Dividend per Share
- AS, A-Level
- AQA, Edexcel, OCR, IB
Last updated 22 Mar 2021
Dividend per share is an important and widely-used shareholder ratio.
A key focus of shareholders is their return on investment. The returns from investing in shares of a company come in two main forms:
- The payment of dividends out of profits
- The increase in the value of the shares (share price) compared with the price that the shareholder originally paid for the shares
One very straightforward shareholder ratio (though as we shall see – not a hugely helpful one) is dividend per share. This shows the value of the total dividend per issued share for the financial year.
Quoted public companies usually split the annual dividend into two payments – the "interim" (paid after six months trading) and the "final" (paid at the end of the financial year). In these cases, it is necessary to add the two dividend payments together.
A key problem with dividend per share is that the ratio lacks a sensible context.
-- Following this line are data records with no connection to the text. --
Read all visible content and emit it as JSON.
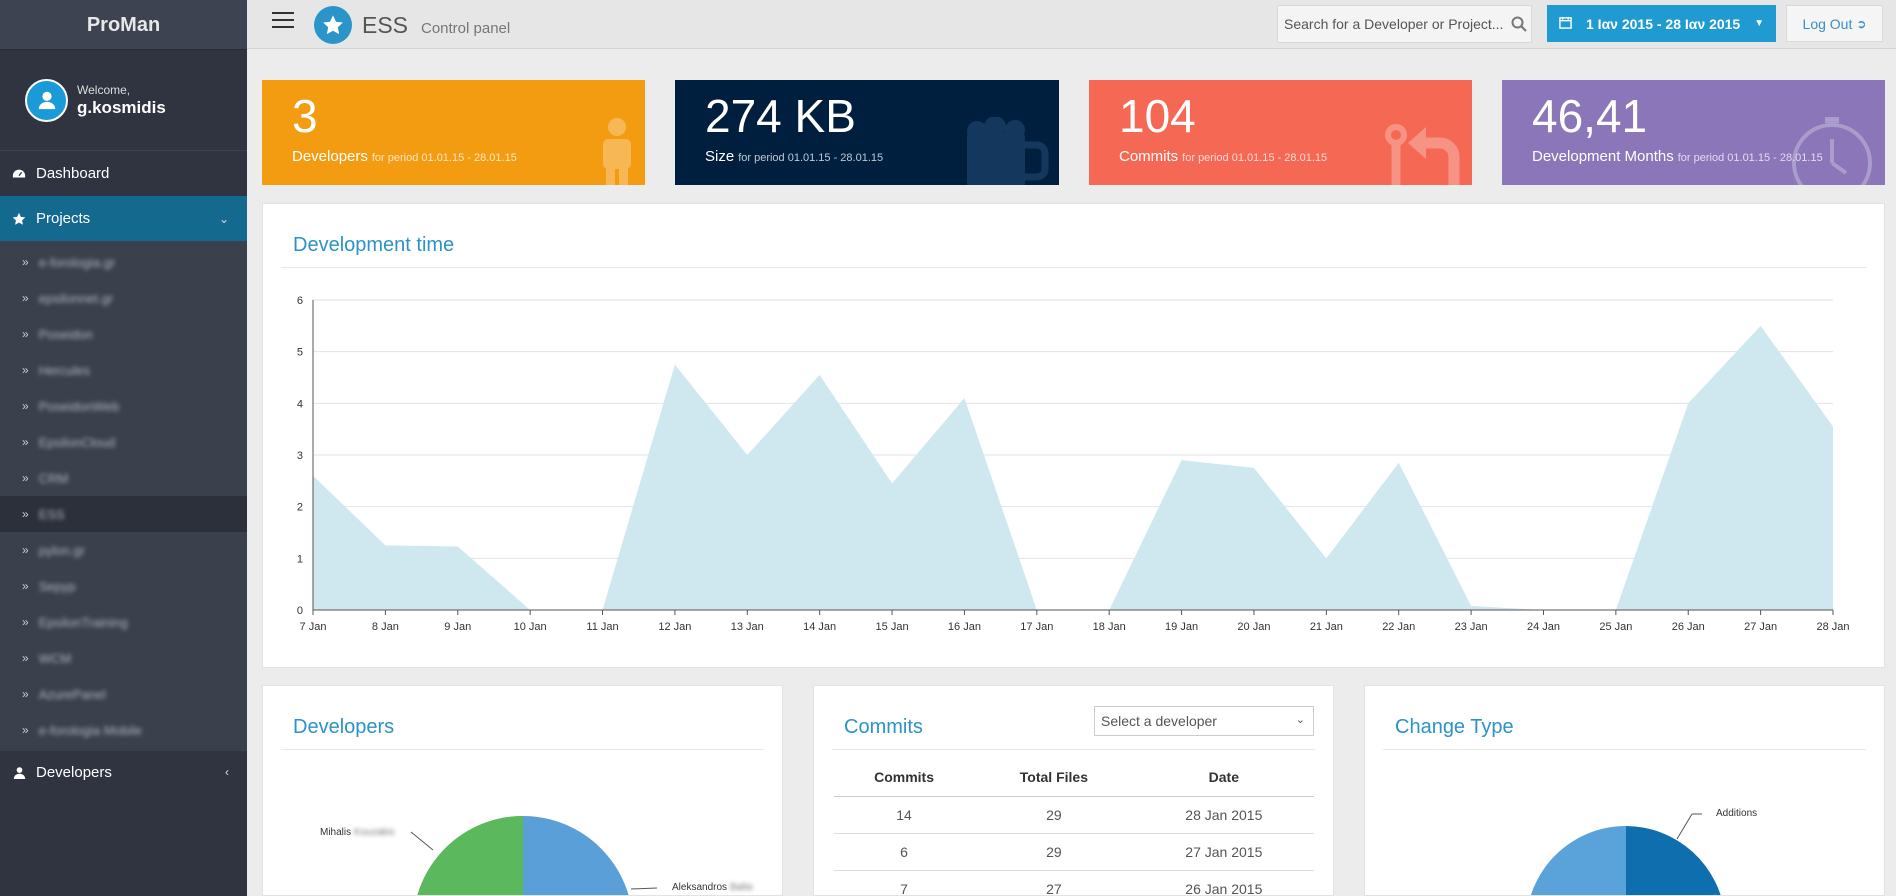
{
  "sidebar": {
    "brand": "ProMan",
    "welcome": "Welcome,",
    "username": "g.kosmidis",
    "dashboard": "Dashboard",
    "projects": "Projects",
    "project_items": [
      "e-forologia.gr",
      "epsilonnet.gr",
      "Poseidon",
      "Hercules",
      "PoseidonWeb",
      "EpsilonCloud",
      "CRM",
      "ESS",
      "pylon.gr",
      "Sepyp",
      "EpsilonTraining",
      "WCM",
      "AzurePanel",
      "e-forologia Mobile"
    ],
    "current_project_index": 7,
    "developers": "Developers"
  },
  "topbar": {
    "title": "ESS",
    "subtitle": "Control panel",
    "search_placeholder": "Search  for a Developer or Project...",
    "date_range": "1 Ιαν 2015 - 28 Ιαν 2015",
    "logout": "Log Out"
  },
  "kpis": [
    {
      "value": "3",
      "label": "Developers",
      "period": "for period 01.01.15 - 28.01.15",
      "color": "#f39c12"
    },
    {
      "value": "274 KB",
      "label": "Size",
      "period": "for period 01.01.15 - 28.01.15",
      "color": "#001f3f"
    },
    {
      "value": "104",
      "label": "Commits",
      "period": "for period 01.01.15 - 28.01.15",
      "color": "#f56954"
    },
    {
      "value": "46,41",
      "label": "Development Months",
      "period": "for period 01.01.15 - 28.01.15",
      "color": "#8a76b8"
    }
  ],
  "dev_time": {
    "title": "Development time"
  },
  "chart_data": {
    "type": "area",
    "title": "Development time",
    "x": [
      "7 Jan",
      "8 Jan",
      "9 Jan",
      "10 Jan",
      "11 Jan",
      "12 Jan",
      "13 Jan",
      "14 Jan",
      "15 Jan",
      "16 Jan",
      "17 Jan",
      "18 Jan",
      "19 Jan",
      "20 Jan",
      "21 Jan",
      "22 Jan",
      "23 Jan",
      "24 Jan",
      "25 Jan",
      "26 Jan",
      "27 Jan",
      "28 Jan"
    ],
    "y": [
      2.6,
      1.25,
      1.23,
      0,
      0,
      4.75,
      3.0,
      4.55,
      2.45,
      4.1,
      0,
      0,
      2.9,
      2.75,
      1.0,
      2.85,
      0.08,
      0,
      0,
      4.0,
      5.5,
      3.55
    ],
    "ylim": [
      0,
      6
    ],
    "yticks": [
      0,
      1,
      2,
      3,
      4,
      5,
      6
    ],
    "grid": true,
    "color": "#cfe8ef"
  },
  "developers_panel": {
    "title": "Developers",
    "label_mihalis": "Mihalis",
    "label_mihalis_surname": "Kouzakis",
    "label_aleksandros": "Aleksandros",
    "label_aleksandros_surname": "Balta"
  },
  "commits_panel": {
    "title": "Commits",
    "select_placeholder": "Select a developer",
    "columns": [
      "Commits",
      "Total Files",
      "Date"
    ],
    "rows": [
      [
        "14",
        "29",
        "28 Jan 2015"
      ],
      [
        "6",
        "29",
        "27 Jan 2015"
      ],
      [
        "7",
        "27",
        "26 Jan 2015"
      ]
    ]
  },
  "change_type_panel": {
    "title": "Change Type",
    "label_additions": "Additions"
  }
}
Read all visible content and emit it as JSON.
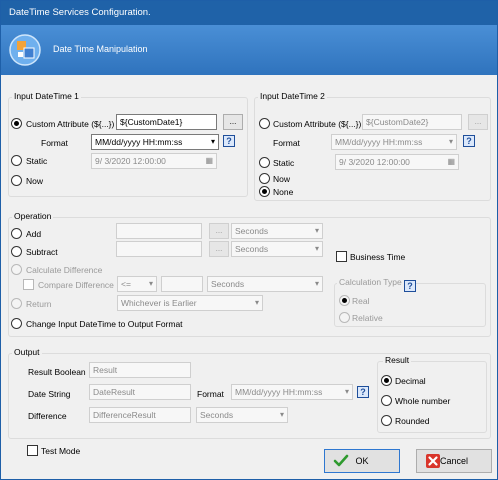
{
  "window": {
    "title": "DateTime Services Configuration."
  },
  "banner": {
    "title": "Date Time Manipulation"
  },
  "input1": {
    "group_label": "Input DateTime 1",
    "custom_label": "Custom Attribute (${...})",
    "custom_value": "${CustomDate1}",
    "ellipsis": "...",
    "format_label": "Format",
    "format_value": "MM/dd/yyyy HH:mm:ss",
    "static_label": "Static",
    "static_value": "9/  3/2020 12:00:00",
    "now_label": "Now"
  },
  "input2": {
    "group_label": "Input DateTime 2",
    "custom_label": "Custom Attribute (${...})",
    "custom_value": "${CustomDate2}",
    "ellipsis": "...",
    "format_label": "Format",
    "format_value": "MM/dd/yyyy HH:mm:ss",
    "static_label": "Static",
    "static_value": "9/  3/2020 12:00:00",
    "now_label": "Now",
    "none_label": "None"
  },
  "operation": {
    "group_label": "Operation",
    "add_label": "Add",
    "add_unit": "Seconds",
    "subtract_label": "Subtract",
    "subtract_unit": "Seconds",
    "calc_diff_label": "Calculate Difference",
    "compare_label": "Compare Difference",
    "compare_op": "<=",
    "compare_unit": "Seconds",
    "return_label": "Return",
    "return_value": "Whichever is Earlier",
    "change_label": "Change Input DateTime to Output Format",
    "business_time_label": "Business Time",
    "calc_type_label": "Calculation Type",
    "real_label": "Real",
    "relative_label": "Relative",
    "ellipsis": "..."
  },
  "output": {
    "group_label": "Output",
    "result_boolean_label": "Result Boolean",
    "result_boolean_value": "Result",
    "date_string_label": "Date String",
    "date_string_value": "DateResult",
    "format_label": "Format",
    "format_value": "MM/dd/yyyy HH:mm:ss",
    "difference_label": "Difference",
    "difference_value": "DifferenceResult",
    "difference_unit": "Seconds",
    "result_group_label": "Result",
    "decimal_label": "Decimal",
    "whole_label": "Whole number",
    "rounded_label": "Rounded"
  },
  "footer": {
    "test_mode_label": "Test Mode",
    "ok_label": "OK",
    "cancel_label": "Cancel"
  },
  "help_glyph": "?",
  "dropdown_glyph": "▾",
  "calendar_glyph": "▦"
}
We don't know:
- How much the shareholder paid for the shares – i.e. what the dividend means in terms of a return on investment
- How much profit per share was earned which might have been distributed as a dividend